WHAT YOU HAVE TO DO →
Skip the pictures. Repeat everything else in the records word for word.

* * *

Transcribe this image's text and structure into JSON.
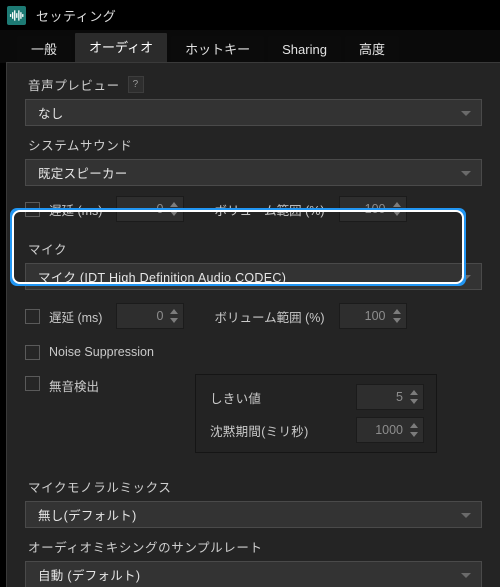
{
  "window": {
    "title": "セッティング",
    "icon": "audio-wave-icon",
    "icon_color": "#1d7a74"
  },
  "tabs": [
    {
      "id": "general",
      "label": "一般",
      "active": false
    },
    {
      "id": "audio",
      "label": "オーディオ",
      "active": true
    },
    {
      "id": "hotkey",
      "label": "ホットキー",
      "active": false
    },
    {
      "id": "sharing",
      "label": "Sharing",
      "active": false
    },
    {
      "id": "advanced",
      "label": "高度",
      "active": false
    }
  ],
  "audio": {
    "preview": {
      "label": "音声プレビュー",
      "help": "?",
      "value": "なし"
    },
    "system_sound": {
      "label": "システムサウンド",
      "value": "既定スピーカー",
      "delay_checkbox_checked": false,
      "delay_label": "遅延 (ms)",
      "delay_value": "0",
      "volume_label": "ボリューム範囲 (%)",
      "volume_value": "100"
    },
    "mic": {
      "label": "マイク",
      "value": "マイク (IDT High Definition Audio CODEC)",
      "delay_checkbox_checked": false,
      "delay_label": "遅延 (ms)",
      "delay_value": "0",
      "volume_label": "ボリューム範囲 (%)",
      "volume_value": "100"
    },
    "noise_suppression": {
      "label": "Noise Suppression",
      "checked": false
    },
    "silence_detection": {
      "label": "無音検出",
      "checked": false,
      "threshold_label": "しきい値",
      "threshold_value": "5",
      "duration_label": "沈黙期間(ミリ秒)",
      "duration_value": "1000"
    },
    "mono_mix": {
      "label": "マイクモノラルミックス",
      "value": "無し(デフォルト)"
    },
    "sample_rate": {
      "label": "オーディオミキシングのサンプルレート",
      "value": "自動 (デフォルト)"
    }
  },
  "highlight": {
    "target": "mic-section",
    "color": "#2196f3"
  }
}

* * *

THE COMPLETED TASK →
Transcribe this image's text and structure into JSON.
{
  "window": {
    "title": "セッティング",
    "icon": "audio-wave-icon",
    "icon_color": "#1d7a74"
  },
  "tabs": [
    {
      "id": "general",
      "label": "一般",
      "active": false
    },
    {
      "id": "audio",
      "label": "オーディオ",
      "active": true
    },
    {
      "id": "hotkey",
      "label": "ホットキー",
      "active": false
    },
    {
      "id": "sharing",
      "label": "Sharing",
      "active": false
    },
    {
      "id": "advanced",
      "label": "高度",
      "active": false
    }
  ],
  "audio": {
    "preview": {
      "label": "音声プレビュー",
      "help": "?",
      "value": "なし"
    },
    "system_sound": {
      "label": "システムサウンド",
      "value": "既定スピーカー",
      "delay_checkbox_checked": false,
      "delay_label": "遅延 (ms)",
      "delay_value": "0",
      "volume_label": "ボリューム範囲 (%)",
      "volume_value": "100"
    },
    "mic": {
      "label": "マイク",
      "value": "マイク (IDT High Definition Audio CODEC)",
      "delay_checkbox_checked": false,
      "delay_label": "遅延 (ms)",
      "delay_value": "0",
      "volume_label": "ボリューム範囲 (%)",
      "volume_value": "100"
    },
    "noise_suppression": {
      "label": "Noise Suppression",
      "checked": false
    },
    "silence_detection": {
      "label": "無音検出",
      "checked": false,
      "threshold_label": "しきい値",
      "threshold_value": "5",
      "duration_label": "沈黙期間(ミリ秒)",
      "duration_value": "1000"
    },
    "mono_mix": {
      "label": "マイクモノラルミックス",
      "value": "無し(デフォルト)"
    },
    "sample_rate": {
      "label": "オーディオミキシングのサンプルレート",
      "value": "自動 (デフォルト)"
    }
  },
  "highlight": {
    "target": "mic-section",
    "color": "#2196f3"
  }
}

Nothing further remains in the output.